Sample verification by reference standard
Studies in which all the patients received GP73 and AFP tests and whose disease status was confirmed by the above reference standard were scored "yes". Studies in which some patients missed the above reference standard were scored "no".
Consistency of reference standard
Studies in which the HCC diagnosis was confirmed by the same type of reference standard (histopathology or imaging techniques) in all patients were scored "yes". Studies in which the HCC diagnosis of some patients was confirmed by histopathology while that of some other patients was confirmed by imaging modalities were scored "no". Studies without sufficient information to make a conclusive judgment were scored "unclear".
Reference standard independent of index test
Studies that did not include GP73 and AFP in the reference standard were scored "yes", and studies that included GP73 and AFP in the reference standard were scored "no".
Reference standard blinded

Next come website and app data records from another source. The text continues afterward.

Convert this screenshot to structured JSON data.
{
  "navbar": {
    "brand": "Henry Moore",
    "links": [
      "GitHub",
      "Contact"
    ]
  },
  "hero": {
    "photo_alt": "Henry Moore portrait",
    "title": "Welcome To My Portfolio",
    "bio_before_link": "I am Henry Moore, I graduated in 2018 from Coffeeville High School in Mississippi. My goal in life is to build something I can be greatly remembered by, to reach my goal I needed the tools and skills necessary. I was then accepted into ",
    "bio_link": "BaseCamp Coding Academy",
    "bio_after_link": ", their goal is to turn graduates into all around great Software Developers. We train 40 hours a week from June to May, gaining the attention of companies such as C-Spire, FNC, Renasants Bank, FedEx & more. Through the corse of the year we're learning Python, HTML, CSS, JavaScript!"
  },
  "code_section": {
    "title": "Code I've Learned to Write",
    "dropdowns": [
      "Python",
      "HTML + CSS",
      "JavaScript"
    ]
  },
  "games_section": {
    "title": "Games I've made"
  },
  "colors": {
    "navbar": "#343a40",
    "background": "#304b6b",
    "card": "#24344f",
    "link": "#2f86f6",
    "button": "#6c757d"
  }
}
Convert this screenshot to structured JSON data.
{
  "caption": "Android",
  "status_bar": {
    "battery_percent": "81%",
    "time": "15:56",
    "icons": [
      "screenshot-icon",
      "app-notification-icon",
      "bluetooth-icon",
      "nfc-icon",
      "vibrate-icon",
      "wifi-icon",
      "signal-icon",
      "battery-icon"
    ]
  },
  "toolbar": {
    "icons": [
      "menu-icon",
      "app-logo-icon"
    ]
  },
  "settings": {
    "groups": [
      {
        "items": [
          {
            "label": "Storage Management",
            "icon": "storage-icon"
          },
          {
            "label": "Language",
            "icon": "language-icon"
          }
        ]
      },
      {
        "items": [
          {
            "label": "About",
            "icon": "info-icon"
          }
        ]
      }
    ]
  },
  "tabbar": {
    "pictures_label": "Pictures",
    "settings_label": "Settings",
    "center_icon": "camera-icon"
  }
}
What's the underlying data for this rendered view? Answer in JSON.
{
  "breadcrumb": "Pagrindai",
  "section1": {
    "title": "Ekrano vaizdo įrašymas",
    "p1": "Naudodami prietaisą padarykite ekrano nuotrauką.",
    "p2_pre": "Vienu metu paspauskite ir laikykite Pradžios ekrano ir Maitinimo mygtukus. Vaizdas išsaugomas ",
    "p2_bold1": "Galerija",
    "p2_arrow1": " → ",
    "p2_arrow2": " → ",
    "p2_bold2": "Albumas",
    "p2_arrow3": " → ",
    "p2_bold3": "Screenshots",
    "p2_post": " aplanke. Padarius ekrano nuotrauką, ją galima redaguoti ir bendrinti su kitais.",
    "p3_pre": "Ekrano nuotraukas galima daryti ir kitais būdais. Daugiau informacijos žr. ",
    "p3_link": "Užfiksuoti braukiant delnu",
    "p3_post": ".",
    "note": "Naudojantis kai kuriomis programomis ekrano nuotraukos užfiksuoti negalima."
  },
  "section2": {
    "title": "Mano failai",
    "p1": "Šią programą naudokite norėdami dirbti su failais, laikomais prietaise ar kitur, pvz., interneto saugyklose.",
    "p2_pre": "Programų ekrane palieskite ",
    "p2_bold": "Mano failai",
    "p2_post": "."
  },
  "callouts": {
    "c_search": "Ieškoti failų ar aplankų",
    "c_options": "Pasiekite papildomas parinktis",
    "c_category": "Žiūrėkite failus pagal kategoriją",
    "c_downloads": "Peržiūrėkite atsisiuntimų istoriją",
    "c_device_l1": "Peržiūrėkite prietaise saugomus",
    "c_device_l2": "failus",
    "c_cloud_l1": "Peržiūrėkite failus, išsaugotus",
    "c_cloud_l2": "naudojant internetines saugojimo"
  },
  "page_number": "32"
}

Studies in which blood samples for GP73 and AFP measurement were analyzed by technicians who were blind to the reference standard results were scored "yes". Studies in which blood samples for GP73 and AFP measurement were analyzed by technicians who were aware of the reference standard results were scored "no". Studies without providing sufficient information were scored "unclear".
Index test blinded
Studies in which the disease status was confirmed by the reference standard in all patients without the results of GP73 and AFP were scored "yes". Studies with known GP73 or AFP results were scored "no".
Relevant clinical information
Studies were scored "yes" in which the same clinical data were available when test results were interpreted as would be available when the test is used in practice. Studies with unavailable clinical data in practice were scored "no". Studies without sufficient information were scored "unclear".
Uninterpretable/intermediate test results reported
Studies in which all uninterpretable or intermediate results were reported were scored "yes". Studies without reporting intermediate results were scored "no". Studies without sufficient information to judge were scored "unclear".
Studies in which all details that happened to the patients included were clearly reported were scored "yes". Studies without explaining the reason for withdrawal were scored "no".
Using the 'metandi' module for Stata (version 10), sensitivity and specificity were calculated, and the diagnostic accuracy was summarized for each study. Meta-regression was performed in an attempt to explain the observed heterogeneity. Data were presented as forest plots and receiver operating characteristic curves. Forest plots display the sensitivity and specificity of individual studies with the corresponding 95% confidence intervals. The receiver operating characteristic curves show individual study data points with size proportional to study weight, and the hierarchical summary curve resulting from the hierarchical summary receiver operating characteristic model.